Dubbed the Bike Church, this interactive sculpture on Granada Avenue is crafted of cycle parts, and punctuated by stained glass. With iconic design features that reference many faiths and traditions, it’s a “church” that’s meant to be all-inclusive. It’s also a memorial to bicycle riders who have died on Tucson roadways. Designed by Joseph O’Connell, Blessing Hancock and others, the 22-foot-tall artwork was built in 2009 and really pops out when the sun goes down.
Martian, Martian, Martian!
When you’re driving west on Speedway near Rosemont and glance to your right, you can be forgiven if it appears that flying saucers out of a ’50s sci-fi movie are attacking. Ignacio Garcia did an interstellar job of painting the colorful mural on the side of what was once a Carpet Giant, later an antiques mall, and now Fangamer, a company that sells and distributes videogames and related merchandise. Created in 2020, the mural hasn’t been up long enough to become iconic yet, but we predict it soon will be a must-stop place for selfie enthusiasts.
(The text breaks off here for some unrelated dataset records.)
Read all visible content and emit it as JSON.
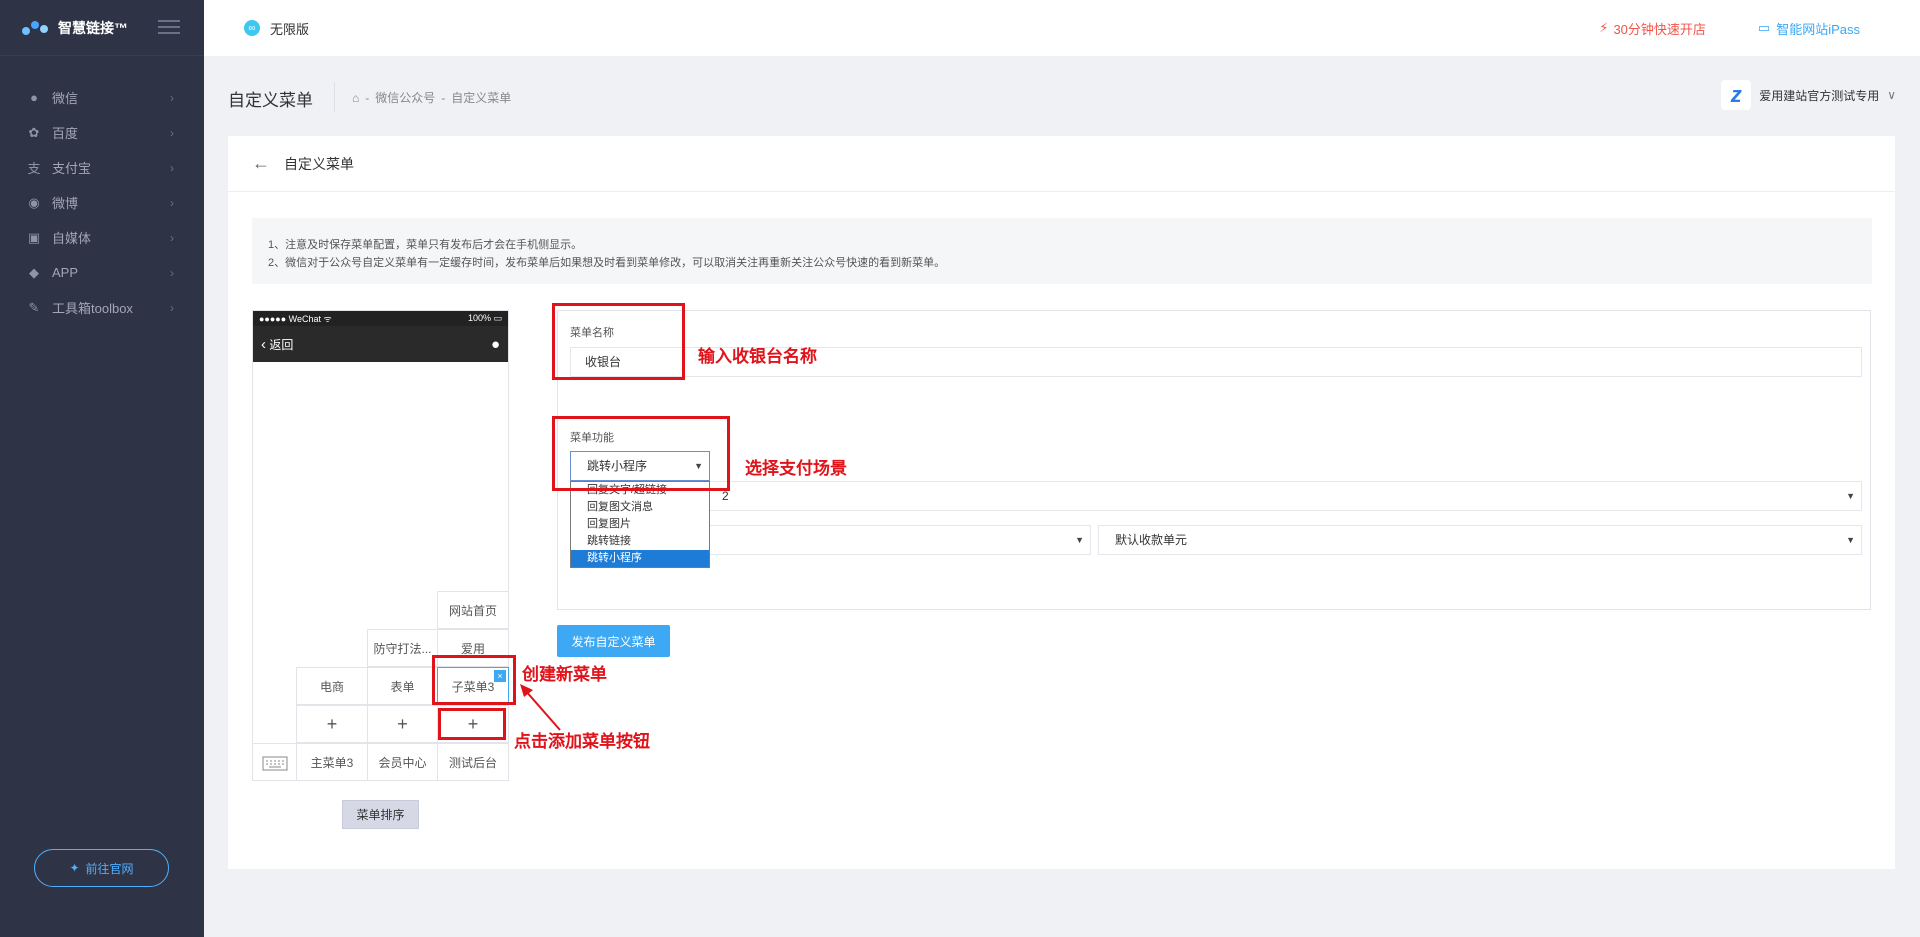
{
  "sidebar": {
    "logo_text": "智慧链接™",
    "items": [
      {
        "label": "微信",
        "icon": "wechat-icon",
        "glyph": "●"
      },
      {
        "label": "百度",
        "icon": "paw-icon",
        "glyph": "✿"
      },
      {
        "label": "支付宝",
        "icon": "alipay-icon",
        "glyph": "支"
      },
      {
        "label": "微博",
        "icon": "weibo-icon",
        "glyph": "◉"
      },
      {
        "label": "自媒体",
        "icon": "media-icon",
        "glyph": "▣"
      },
      {
        "label": "APP",
        "icon": "android-icon",
        "glyph": "◆"
      },
      {
        "label": "工具箱toolbox",
        "icon": "wrench-icon",
        "glyph": "✎"
      }
    ],
    "official_btn": "前往官网"
  },
  "topbar": {
    "edition": "无限版",
    "quick_open": "30分钟快速开店",
    "ipass": "智能网站iPass"
  },
  "header": {
    "title": "自定义菜单",
    "breadcrumb": [
      "微信公众号",
      "自定义菜单"
    ],
    "breadcrumb_sep": "-",
    "account": "爱用建站官方测试专用"
  },
  "card": {
    "title": "自定义菜单",
    "notice": [
      "1、注意及时保存菜单配置，菜单只有发布后才会在手机侧显示。",
      "2、微信对于公众号自定义菜单有一定缓存时间，发布菜单后如果想及时看到菜单修改，可以取消关注再重新关注公众号快速的看到新菜单。"
    ]
  },
  "phone": {
    "status_left": "●●●●● WeChat ᯤ",
    "status_right": "100%",
    "back": "返回",
    "sub_menus": [
      "网站首页",
      "防守打法...",
      "爱用",
      "电商",
      "表单",
      "子菜单3"
    ],
    "plus": "+",
    "main_menus": [
      "主菜单3",
      "会员中心",
      "测试后台"
    ],
    "sort_btn": "菜单排序"
  },
  "form": {
    "name_label": "菜单名称",
    "name_value": "收银台",
    "func_label": "菜单功能",
    "func_value": "跳转小程序",
    "func_options": [
      "回复文字/超链接",
      "回复图文消息",
      "回复图片",
      "跳转链接",
      "跳转小程序"
    ],
    "select2_value": "2",
    "select4_value": "默认收款单元",
    "publish": "发布自定义菜单"
  },
  "annotations": {
    "name": "输入收银台名称",
    "scene": "选择支付场景",
    "create": "创建新菜单",
    "add": "点击添加菜单按钮",
    "color": "#e0131a"
  }
}
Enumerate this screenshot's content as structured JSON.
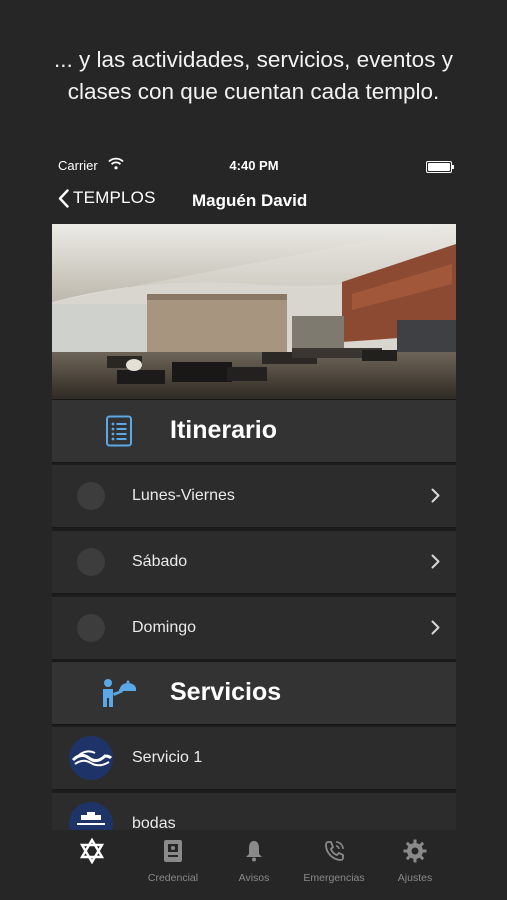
{
  "caption": {
    "line1": "... y las actividades, servicios, eventos y",
    "line2": "clases con que cuentan cada templo."
  },
  "status_bar": {
    "carrier": "Carrier",
    "time": "4:40 PM"
  },
  "navbar": {
    "back_label": "TEMPLOS",
    "title": "Maguén David"
  },
  "itinerario": {
    "title": "Itinerario",
    "icon": "list-document-icon",
    "items": [
      {
        "label": "Lunes-Viernes"
      },
      {
        "label": "Sábado"
      },
      {
        "label": "Domingo"
      }
    ]
  },
  "servicios": {
    "title": "Servicios",
    "icon": "service-waiter-icon",
    "items": [
      {
        "label": "Servicio 1",
        "icon": "wave-logo-icon"
      },
      {
        "label": "bodas",
        "icon": "wedding-logo-icon"
      }
    ]
  },
  "tabbar": {
    "items": [
      {
        "label": "",
        "icon": "star-of-david-icon"
      },
      {
        "label": "Credencial",
        "icon": "id-card-icon"
      },
      {
        "label": "Avisos",
        "icon": "bell-icon"
      },
      {
        "label": "Emergencias",
        "icon": "phone-icon"
      },
      {
        "label": "Ajustes",
        "icon": "gear-icon"
      }
    ]
  },
  "colors": {
    "accent": "#5aa9e6",
    "background": "#262626",
    "header": "#333333",
    "row": "#2c2c2c"
  }
}
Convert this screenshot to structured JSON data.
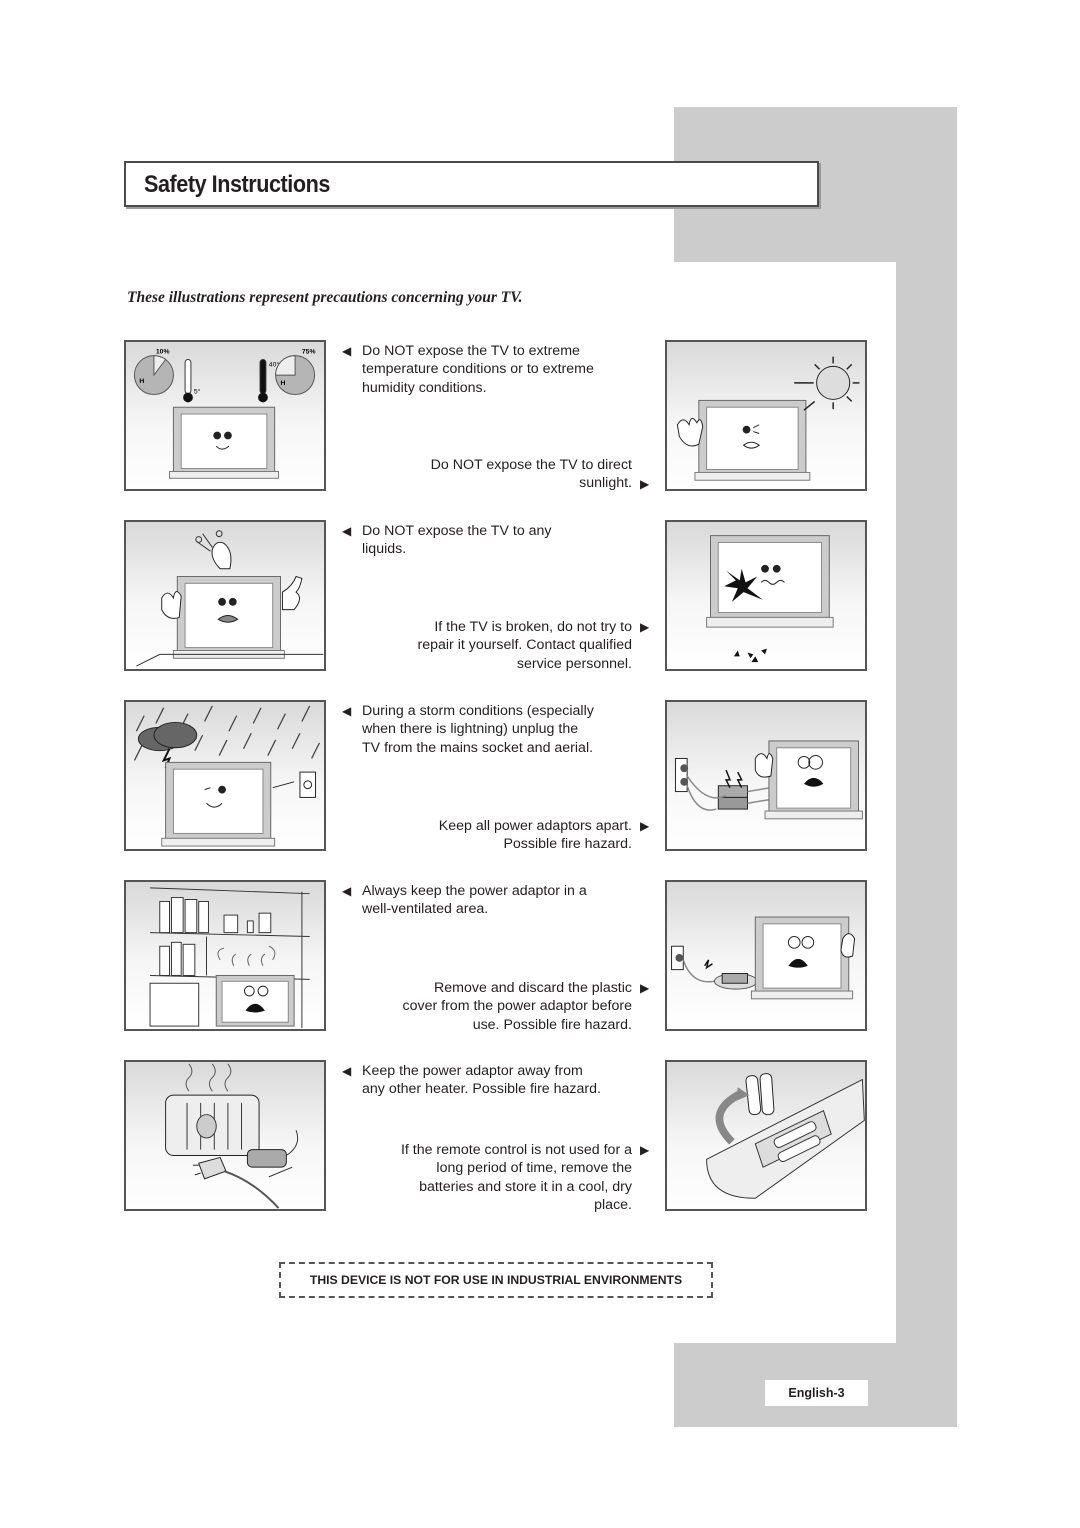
{
  "page": {
    "title": "Safety Instructions",
    "subtitle": "These illustrations represent precautions concerning your TV.",
    "notice": "THIS DEVICE IS NOT FOR USE IN INDUSTRIAL ENVIRONMENTS",
    "page_number": "English-3"
  },
  "rows": [
    {
      "left_text": [
        "Do NOT expose the TV to extreme",
        "temperature conditions or to extreme",
        "humidity conditions."
      ],
      "right_text": [
        "Do NOT expose the TV to direct",
        "sunlight."
      ],
      "left_illustration": "tv-temperature-humidity",
      "left_labels": {
        "humidity_low": "10%",
        "humidity_high": "75%",
        "temp_low": "5°",
        "temp_high": "40°",
        "h": "H"
      },
      "right_illustration": "tv-sunlight"
    },
    {
      "left_text": [
        "Do NOT expose the TV to any",
        "liquids."
      ],
      "right_text": [
        "If the TV is broken, do not try to",
        "repair it yourself. Contact qualified",
        "service personnel."
      ],
      "left_illustration": "tv-liquids-vase",
      "right_illustration": "tv-broken-screen"
    },
    {
      "left_text": [
        "During a storm conditions (especially",
        "when there is lightning) unplug the",
        "TV from the mains socket and aerial."
      ],
      "right_text": [
        "Keep all power adaptors apart.",
        "Possible fire hazard."
      ],
      "left_illustration": "tv-storm-unplug",
      "right_illustration": "tv-stacked-adaptors"
    },
    {
      "left_text": [
        "Always keep the power adaptor in a",
        "well-ventilated area."
      ],
      "right_text": [
        "Remove and discard the plastic",
        "cover from the power adaptor before",
        "use. Possible fire hazard."
      ],
      "left_illustration": "tv-enclosed-shelf",
      "right_illustration": "tv-adaptor-plastic-cover"
    },
    {
      "left_text": [
        "Keep the power adaptor away from",
        "any other heater. Possible fire hazard."
      ],
      "right_text": [
        "If the remote control is not used for a",
        "long period of time, remove the",
        "batteries and store it in a cool, dry",
        "place."
      ],
      "left_illustration": "adaptor-near-heater",
      "right_illustration": "remote-batteries"
    }
  ],
  "icons": {
    "left_arrow": "◀",
    "right_arrow": "▶"
  }
}
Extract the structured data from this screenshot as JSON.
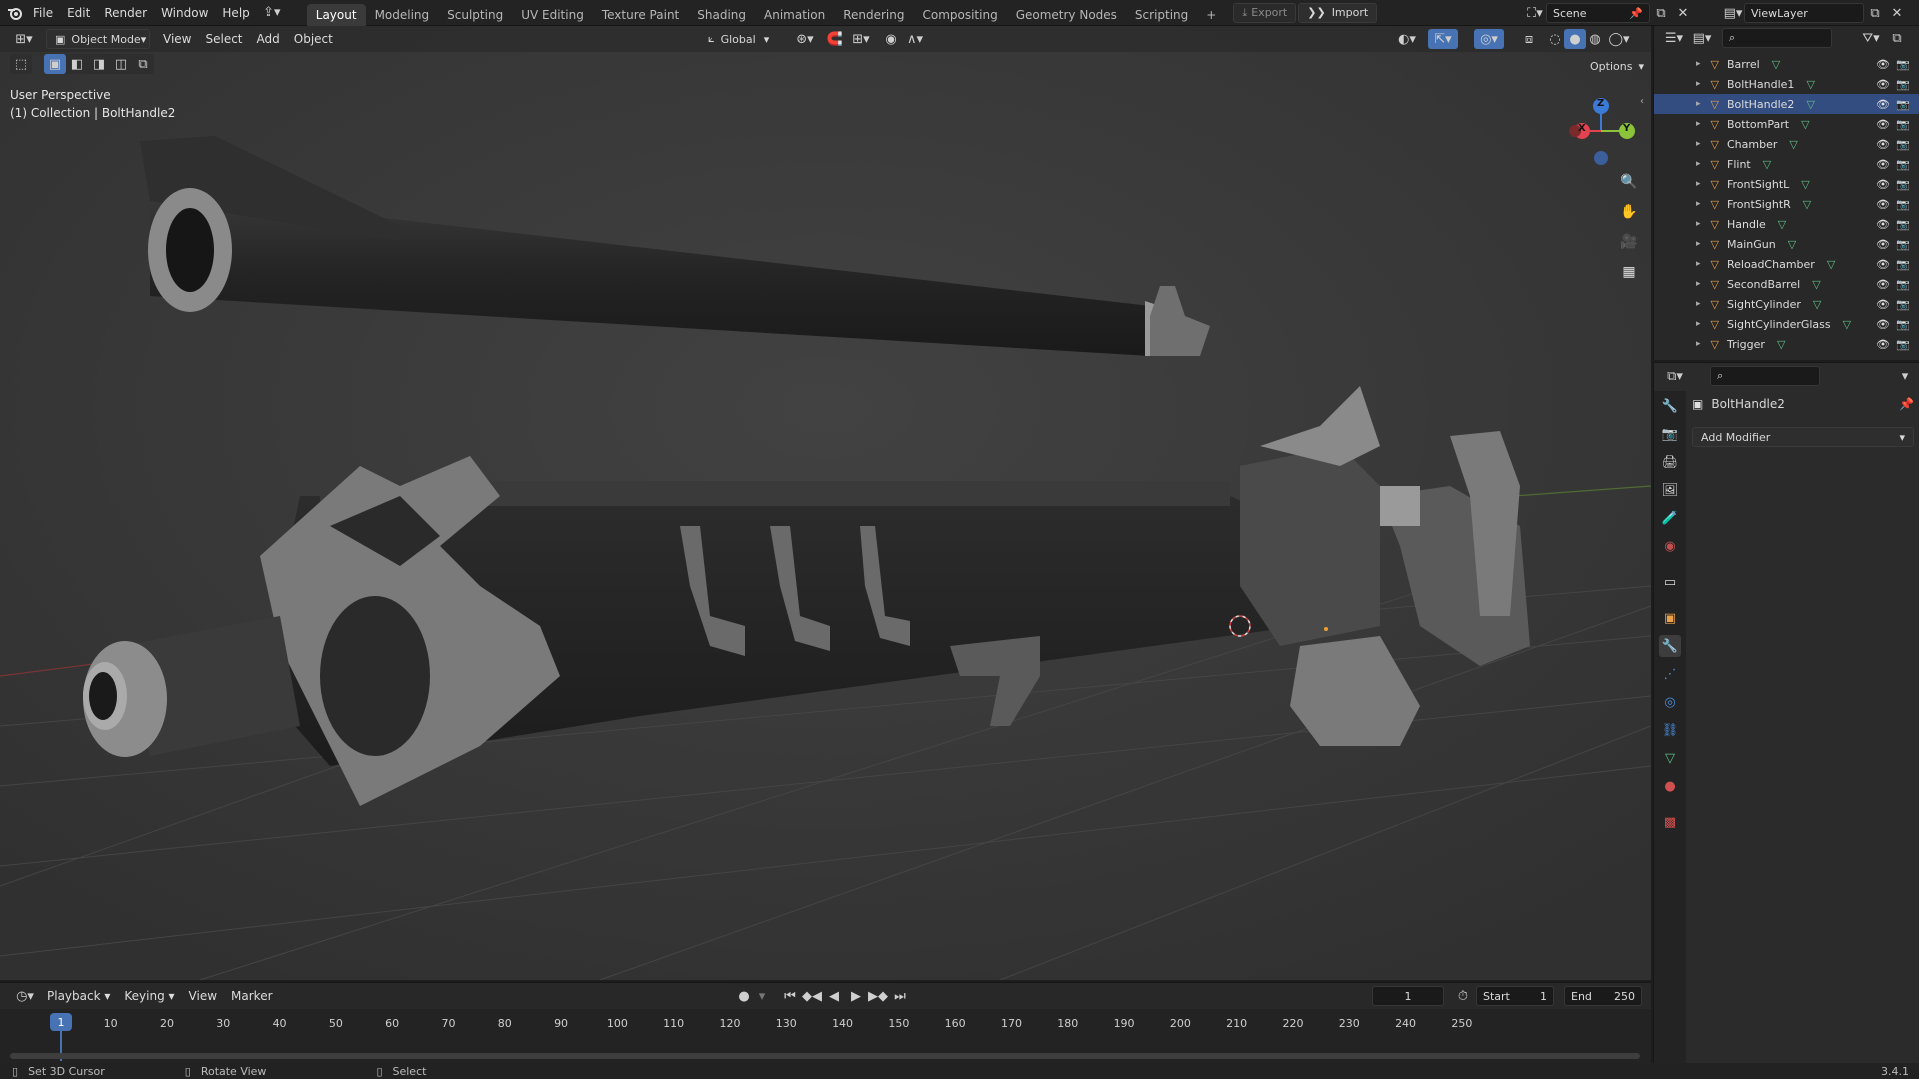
{
  "topbar": {
    "menus": [
      "File",
      "Edit",
      "Render",
      "Window",
      "Help"
    ],
    "workspaces": [
      "Layout",
      "Modeling",
      "Sculpting",
      "UV Editing",
      "Texture Paint",
      "Shading",
      "Animation",
      "Rendering",
      "Compositing",
      "Geometry Nodes",
      "Scripting"
    ],
    "active_workspace": "Layout",
    "add_workspace": "+",
    "export_label": "Export",
    "import_label": "Import",
    "scene": "Scene",
    "view_layer": "ViewLayer"
  },
  "viewport": {
    "mode": "Object Mode",
    "menus": [
      "View",
      "Select",
      "Add",
      "Object"
    ],
    "orientation": "Global",
    "options_label": "Options",
    "info_line1": "User Perspective",
    "info_line2": "(1) Collection | BoltHandle2",
    "gizmo_axes": {
      "x": "X",
      "y": "Y",
      "z": "Z"
    }
  },
  "outliner": {
    "items": [
      "Barrel",
      "BoltHandle1",
      "BoltHandle2",
      "BottomPart",
      "Chamber",
      "Flint",
      "FrontSightL",
      "FrontSightR",
      "Handle",
      "MainGun",
      "ReloadChamber",
      "SecondBarrel",
      "SightCylinder",
      "SightCylinderGlass",
      "Trigger"
    ],
    "selected": "BoltHandle2"
  },
  "properties": {
    "object_name": "BoltHandle2",
    "add_modifier_label": "Add Modifier"
  },
  "timeline": {
    "menus": [
      "Playback",
      "Keying",
      "View",
      "Marker"
    ],
    "current_frame": "1",
    "start_label": "Start",
    "start_value": "1",
    "end_label": "End",
    "end_value": "250",
    "ticks": [
      "1",
      "10",
      "20",
      "30",
      "40",
      "50",
      "60",
      "70",
      "80",
      "90",
      "100",
      "110",
      "120",
      "130",
      "140",
      "150",
      "160",
      "170",
      "180",
      "190",
      "200",
      "210",
      "220",
      "230",
      "240",
      "250"
    ]
  },
  "statusbar": {
    "hint1": "Set 3D Cursor",
    "hint2": "Rotate View",
    "hint3": "Select",
    "version": "3.4.1"
  },
  "colors": {
    "accent": "#4772b3",
    "axis_x": "#e3424f",
    "axis_y": "#8bc43b",
    "axis_z": "#3b7ad6",
    "mesh_icon": "#e8a04a",
    "vertex_icon": "#5fbf88"
  }
}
Saguaro You Doing?
On what was once Miracle Mile (now North Oracle Road), a 30-foot-tall neon saguaro welcomes all who pass by. Designed by Dirk Arnold and built by Cook & Co. SignMakers, the public artwork has been a hit with picture takers since it went up in 2010. Though it’s fun to see in the daylight, nighttime is when it really comes alive!
A Covey of Cuteness
Oro Valley has a lot of picturesque points, but this one’s for the birds. Really BIG birds! In Naranja Park, artists Jason Butler, Hiro Tashima, et al., created this whimsical family of six quail, all setting off for a day of recreation (even toting items such as a skateboard, kite and a soccer ball). Constructed in 2015, the feathered family is just one of the attractions of a park that includes soccer fields, dog parks, hiking trails, birding trail, archery ranges, ramadas, grills, and other amenities. Butler and Tashima’s artworks can be seen in other areas, too, including eight-foot tall concrete sculptures of a coyote, Gila monster, tortoise, and other desert animals along Valencia Road.
The Long & Winding Road
One of our favorite drives with visitors is west on Speedway until it winds through the Tucson Mountains at Gates Pass. The road was built in 1883 by Thomas Gates, a man whose story reads like the plot of a Western novel. Originally from Mount Pleasant, Canada, Gates was a card player, saloonkeeper, and even a political lobbyist, working to repeal the bullion tax law. While living in Tucson, he used his own funds to create a faster route through the mountains. Just a few years later, he became the warden of Yuma Territorial Prison, and was stabbed during a prison riot. It’s hard to think of anything so depressing, however, when you bask in the glow of a sunset at this magnificent spot!